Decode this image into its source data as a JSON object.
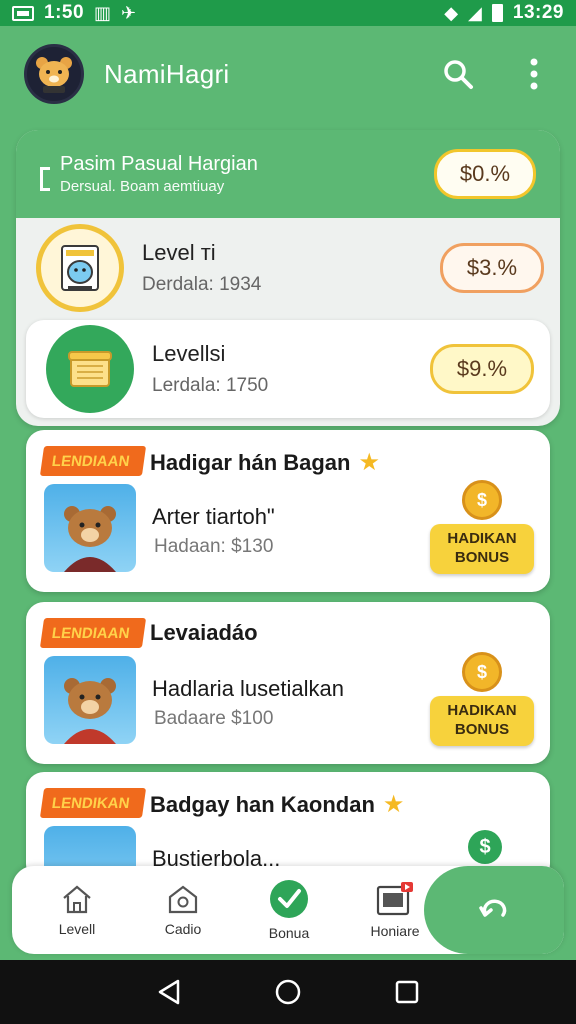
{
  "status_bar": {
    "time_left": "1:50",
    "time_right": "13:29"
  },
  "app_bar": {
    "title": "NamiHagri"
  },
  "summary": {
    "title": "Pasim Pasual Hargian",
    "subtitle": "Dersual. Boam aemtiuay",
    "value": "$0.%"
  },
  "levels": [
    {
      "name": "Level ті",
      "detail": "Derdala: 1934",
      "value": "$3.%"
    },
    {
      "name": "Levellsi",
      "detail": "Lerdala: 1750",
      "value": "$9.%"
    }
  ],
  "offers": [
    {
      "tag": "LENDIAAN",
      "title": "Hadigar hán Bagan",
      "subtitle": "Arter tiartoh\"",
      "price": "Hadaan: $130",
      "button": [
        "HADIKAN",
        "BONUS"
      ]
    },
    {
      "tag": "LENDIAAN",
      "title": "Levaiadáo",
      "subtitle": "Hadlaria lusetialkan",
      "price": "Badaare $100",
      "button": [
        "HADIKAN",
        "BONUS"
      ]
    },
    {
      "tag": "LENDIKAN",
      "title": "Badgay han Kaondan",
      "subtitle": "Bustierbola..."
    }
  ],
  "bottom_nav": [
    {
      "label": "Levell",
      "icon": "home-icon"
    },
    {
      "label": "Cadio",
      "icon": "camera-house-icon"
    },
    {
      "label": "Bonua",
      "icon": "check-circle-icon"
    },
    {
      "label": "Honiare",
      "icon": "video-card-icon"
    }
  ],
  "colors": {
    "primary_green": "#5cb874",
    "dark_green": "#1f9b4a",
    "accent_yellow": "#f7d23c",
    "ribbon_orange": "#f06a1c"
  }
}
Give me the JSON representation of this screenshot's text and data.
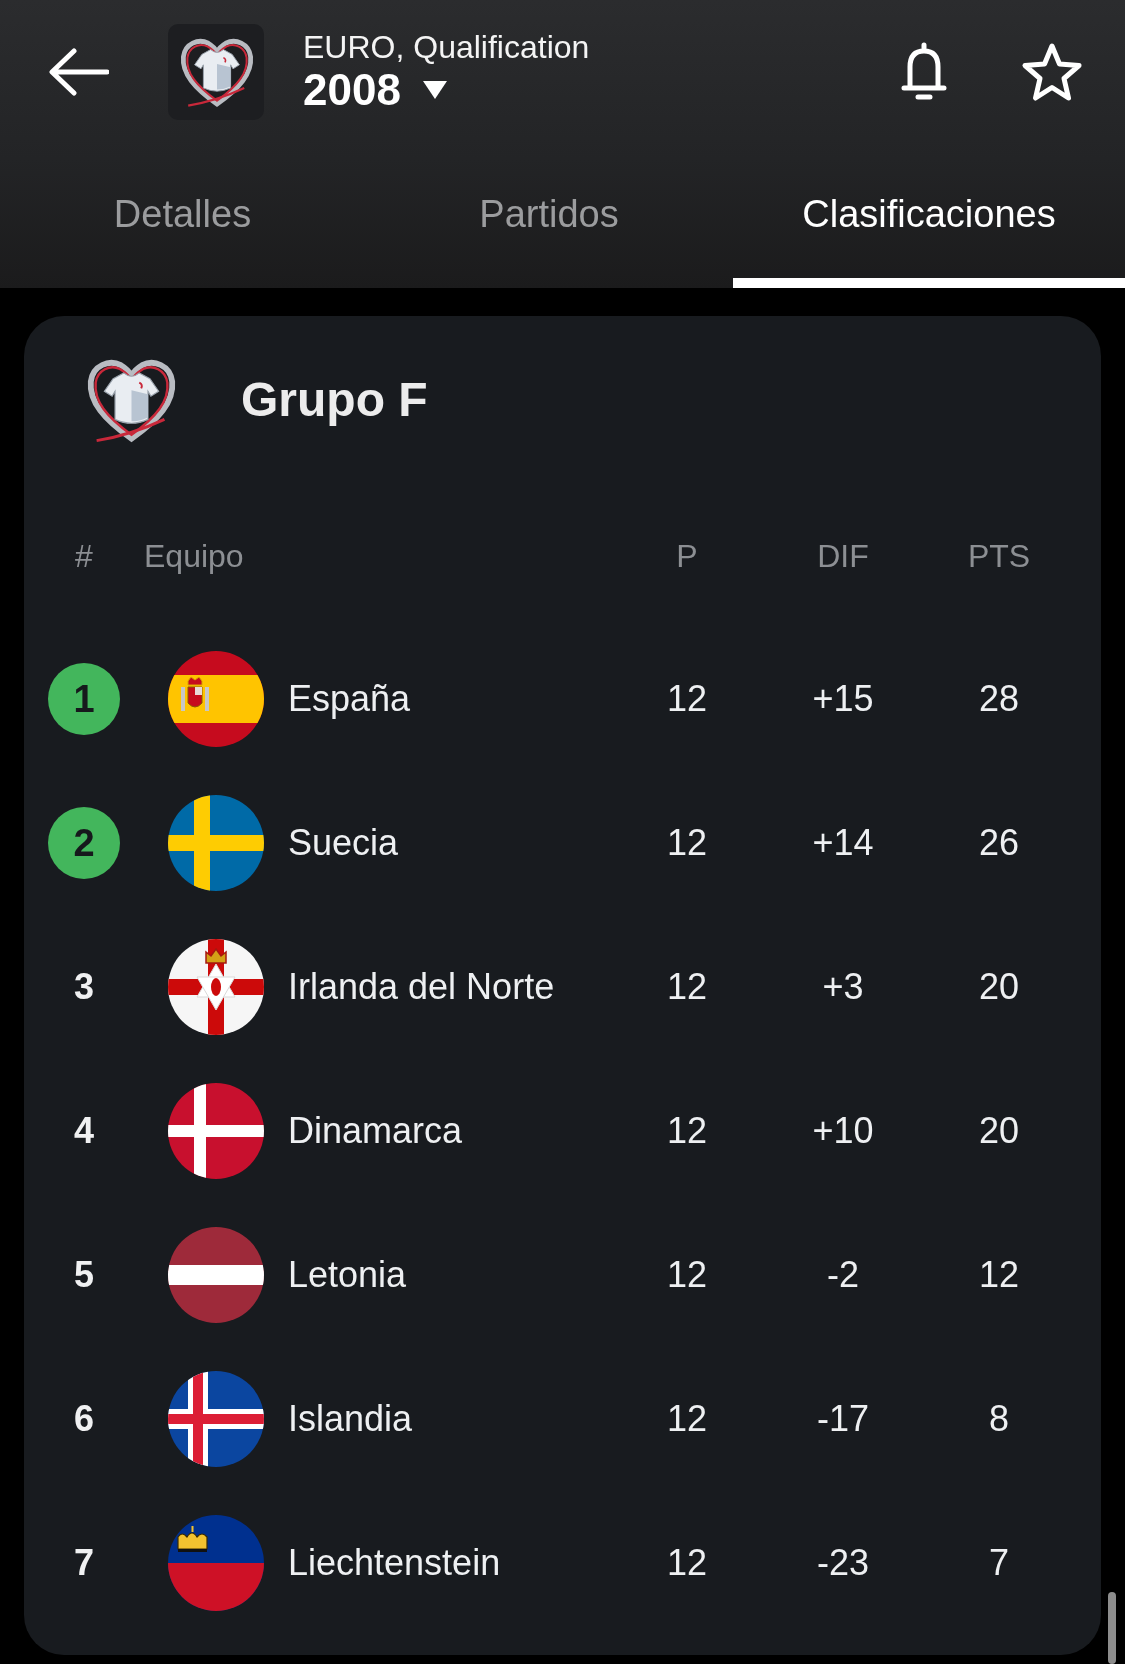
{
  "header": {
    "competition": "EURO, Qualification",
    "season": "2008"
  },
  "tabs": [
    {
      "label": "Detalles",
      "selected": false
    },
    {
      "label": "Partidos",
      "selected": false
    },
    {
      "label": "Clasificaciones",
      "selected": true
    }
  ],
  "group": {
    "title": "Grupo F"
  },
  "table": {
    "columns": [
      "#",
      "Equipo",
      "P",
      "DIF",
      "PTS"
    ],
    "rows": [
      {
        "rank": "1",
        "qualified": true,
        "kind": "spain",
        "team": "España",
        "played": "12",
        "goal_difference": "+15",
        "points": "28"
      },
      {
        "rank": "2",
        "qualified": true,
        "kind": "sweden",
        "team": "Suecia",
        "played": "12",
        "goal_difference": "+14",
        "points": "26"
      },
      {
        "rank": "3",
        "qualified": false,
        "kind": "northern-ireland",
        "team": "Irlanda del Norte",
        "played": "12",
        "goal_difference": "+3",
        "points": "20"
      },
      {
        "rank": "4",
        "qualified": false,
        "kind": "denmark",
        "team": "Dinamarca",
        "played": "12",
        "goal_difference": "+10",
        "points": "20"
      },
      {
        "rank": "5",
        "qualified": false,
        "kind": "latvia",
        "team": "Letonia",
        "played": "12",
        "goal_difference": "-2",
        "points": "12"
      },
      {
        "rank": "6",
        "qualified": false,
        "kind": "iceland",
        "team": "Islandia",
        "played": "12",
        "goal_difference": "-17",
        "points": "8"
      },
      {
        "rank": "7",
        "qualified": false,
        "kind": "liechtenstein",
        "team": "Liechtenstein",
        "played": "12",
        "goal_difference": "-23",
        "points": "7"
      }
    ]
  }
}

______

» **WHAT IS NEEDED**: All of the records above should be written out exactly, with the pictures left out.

» **RESULT OF THIS TASK**:
Decode this image into its source data as a JSON object.
{
  "status_bar": {
    "time_left": "1:50",
    "time_right": "13:29"
  },
  "app_bar": {
    "title": "NamiHagri"
  },
  "summary": {
    "title": "Pasim Pasual Hargian",
    "subtitle": "Dersual. Boam aemtiuay",
    "value": "$0.%"
  },
  "levels": [
    {
      "name": "Level ті",
      "detail": "Derdala: 1934",
      "value": "$3.%"
    },
    {
      "name": "Levellsi",
      "detail": "Lerdala: 1750",
      "value": "$9.%"
    }
  ],
  "offers": [
    {
      "tag": "LENDIAAN",
      "title": "Hadigar hán Bagan",
      "subtitle": "Arter tiartoh\"",
      "price": "Hadaan: $130",
      "button": [
        "HADIKAN",
        "BONUS"
      ]
    },
    {
      "tag": "LENDIAAN",
      "title": "Levaiadáo",
      "subtitle": "Hadlaria lusetialkan",
      "price": "Badaare $100",
      "button": [
        "HADIKAN",
        "BONUS"
      ]
    },
    {
      "tag": "LENDIKAN",
      "title": "Badgay han Kaondan",
      "subtitle": "Bustierbola..."
    }
  ],
  "bottom_nav": [
    {
      "label": "Levell",
      "icon": "home-icon"
    },
    {
      "label": "Cadio",
      "icon": "camera-house-icon"
    },
    {
      "label": "Bonua",
      "icon": "check-circle-icon"
    },
    {
      "label": "Honiare",
      "icon": "video-card-icon"
    }
  ],
  "colors": {
    "primary_green": "#5cb874",
    "dark_green": "#1f9b4a",
    "accent_yellow": "#f7d23c",
    "ribbon_orange": "#f06a1c"
  }
}
Give me the JSON representation of this screenshot's text and data.
{
  "header": {
    "competition": "EURO, Qualification",
    "season": "2008"
  },
  "tabs": [
    {
      "label": "Detalles",
      "selected": false
    },
    {
      "label": "Partidos",
      "selected": false
    },
    {
      "label": "Clasificaciones",
      "selected": true
    }
  ],
  "group": {
    "title": "Grupo F"
  },
  "table": {
    "columns": [
      "#",
      "Equipo",
      "P",
      "DIF",
      "PTS"
    ],
    "rows": [
      {
        "rank": "1",
        "qualified": true,
        "kind": "spain",
        "team": "España",
        "played": "12",
        "goal_difference": "+15",
        "points": "28"
      },
      {
        "rank": "2",
        "qualified": true,
        "kind": "sweden",
        "team": "Suecia",
        "played": "12",
        "goal_difference": "+14",
        "points": "26"
      },
      {
        "rank": "3",
        "qualified": false,
        "kind": "northern-ireland",
        "team": "Irlanda del Norte",
        "played": "12",
        "goal_difference": "+3",
        "points": "20"
      },
      {
        "rank": "4",
        "qualified": false,
        "kind": "denmark",
        "team": "Dinamarca",
        "played": "12",
        "goal_difference": "+10",
        "points": "20"
      },
      {
        "rank": "5",
        "qualified": false,
        "kind": "latvia",
        "team": "Letonia",
        "played": "12",
        "goal_difference": "-2",
        "points": "12"
      },
      {
        "rank": "6",
        "qualified": false,
        "kind": "iceland",
        "team": "Islandia",
        "played": "12",
        "goal_difference": "-17",
        "points": "8"
      },
      {
        "rank": "7",
        "qualified": false,
        "kind": "liechtenstein",
        "team": "Liechtenstein",
        "played": "12",
        "goal_difference": "-23",
        "points": "7"
      }
    ]
  }
}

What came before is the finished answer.